(I love a hero who is a righteous whistle-blower!)
you tell us what inspired you to write "Below"?
I was about 13 when I went on school camp to a place called Tallangatta, a lovely little town in northeastern Victoria, Australia. An earlier version of the town was flooded in the 1950s to make way for the expansion of a nearby dam complex and in certain areas you can see the tops of trees and so on protruding from the lake surface. When we were there, the water was particularly low, after some years of drought, and as I stood with my friends on the edge of the lake, I realised that what I had thought were just stones beneath my feet were actually the remnants of an old road.
I really enjoyed the build-up of suspense in the novel’s first half, especially pertaining to that “certain something” Cassie and Liam find beneath the water’s surface. Was it your intention to keep the mystery submerged, just out of reach for the reader, much like Old Lower Grange?
I love how you put that, and on reflection, I think you're right. I say 'on reflection' because I often don't realise that I've done something until I've done it (and so the question as to why I might have done it that way comes later still).
When I realised I was writing a mystery, I wanted the revelations to be gradual, analogous to the dropping of the water level in a certain sense. I didn't want a big 'aha!' moment too early; I felt like that process of a more gradual movement towards suspicion and then awareness was more authentic for the context, in which I have relatively young children who have grown up believing certain 'facts' about their world. I wanted that dismantled slowly rather than abruptly.
With great difficulty and over multiple rewrites! Hearing the voice of the characters is more important to me than knowing what direction the plot might take, and for me, this became a story worth telling the moment I heard Cassie's voice saying The day that I was born they drowned my town, even though I had no idea what her story was going to be.
Somewhere along the way, I realised I was thinking about secrets and that perhaps there was a mysterious figure in the town who had left something behind in the old one, something he wanted to retrieve. But of course it wasn't possible to do that and the council was always telling people to look forward and so on. And then I started thinking about the slippage between official discourse and personal narrative and the council/mayor as symbols of authority and so on. And I came up with Mayor Finkle as an embodiment of that.
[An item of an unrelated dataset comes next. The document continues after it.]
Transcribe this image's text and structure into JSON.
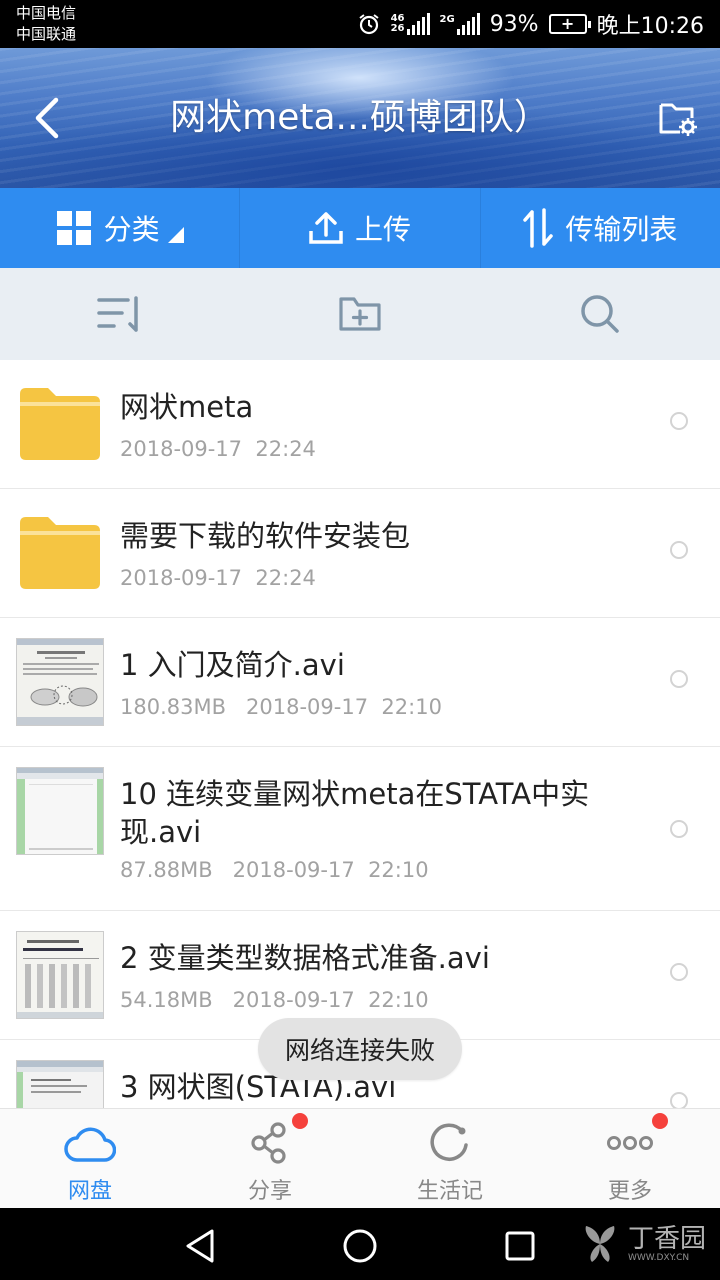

2) Are you the type who tries to touch the bottom, no matter how deep you are?
3) What’s your favorite swim-stroke?
I’m going to say freestyle. I grew up swimming competitively (and worked for several years as a swimming teacher) so I have a decent style and I love that feeling when it all comes together and I’m powering through the water.
I would say that it did place a certain kind of pressure on me, but I wouldn't necessarily describe it as 'undue'. Writing this book was quite challenging for me and it collapsed completely on a couple of occasions. If I hadn't felt the additional responsibility of having received the grant, there's a good chance I might have abandoned it completely. I'm very grateful that didn't happen, so the pressure was useful to me, really. It was quite a good lesson in many ways, as I feel very proud of this book now, despite it having seemed utterly unsalvageable at times.
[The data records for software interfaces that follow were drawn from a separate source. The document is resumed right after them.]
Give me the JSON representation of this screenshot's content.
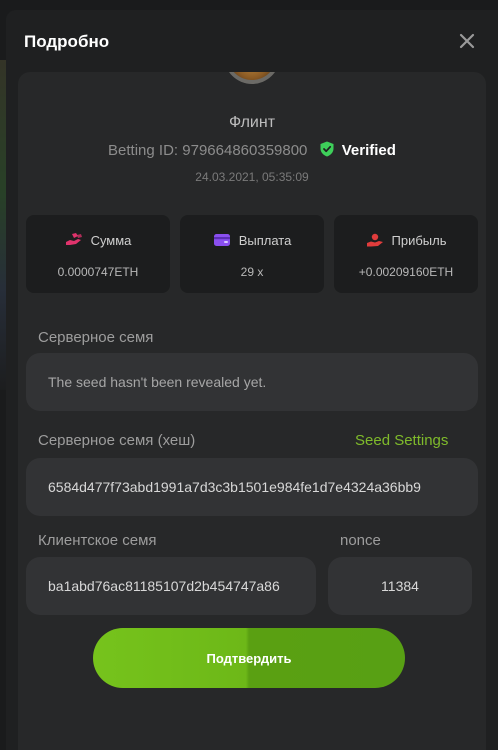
{
  "modal": {
    "title": "Подробно"
  },
  "player": {
    "name": "Флинт",
    "betting_id_label": "Betting ID:",
    "betting_id": "979664860359800",
    "verified_label": "Verified",
    "timestamp": "24.03.2021, 05:35:09"
  },
  "stats": [
    {
      "label": "Сумма",
      "value": "0.0000747ETH",
      "icon": "hand-coins-icon",
      "icon_color": "#e0336c"
    },
    {
      "label": "Выплата",
      "value": "29 x",
      "icon": "wallet-icon",
      "icon_color": "#8a4ff0"
    },
    {
      "label": "Прибыль",
      "value": "+0.00209160ETH",
      "icon": "profit-hand-icon",
      "icon_color": "#e03c3c"
    }
  ],
  "server_seed": {
    "label": "Серверное семя",
    "value": "The seed hasn't been revealed yet."
  },
  "server_seed_hash": {
    "label": "Серверное семя (хеш)",
    "settings_link": "Seed Settings",
    "value": "6584d477f73abd1991a7d3c3b1501e984fe1d7e4324a36bb9"
  },
  "client_seed": {
    "label": "Клиентское семя",
    "value": "ba1abd76ac81185107d2b454747a86"
  },
  "nonce": {
    "label": "nonce",
    "value": "11384"
  },
  "confirm_label": "Подтвердить",
  "colors": {
    "accent_green": "#7fbb2b",
    "verified_green": "#3ecf5a",
    "panel_bg": "#272829",
    "field_bg": "#323335"
  }
}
However, as things have worked out, I absolutely love the US cover; if I'm honest, as much as I couldn't have imagined liking any cover more than the original, I've warmed to the new one so much that I think I do prefer it. I think the depth of colour is really striking and I love the way the town beneath the water becomes apparent only as you look closer, which really reflects the story itself, the way the mystery is slowly revealed and explored. Something else that's important to me on the US cover is that both Liam and Cassie are depicted. I never considered this as an omission on the Australian cover, but as soon as I saw the new one, I thought, “Oh, of course!”. Their relationship is so important to the book and I'm really glad to have it represented on the cover.
I should add that I was involved in all these changes; there was a lengthy consultation process and lots of time taken over the decisions.
How does being a poet affect your prose?
If you would like visit Meg's website you can do so here: Meg's website
Long Story Short:
Submitted homeschooling article to online magazine, website server problems, then article posted with substandard formatting! No graphics!? Aaargh!
I also submitted a story to "Chicken Soup for the multi-tasking Mother" or some such rot. Seriously!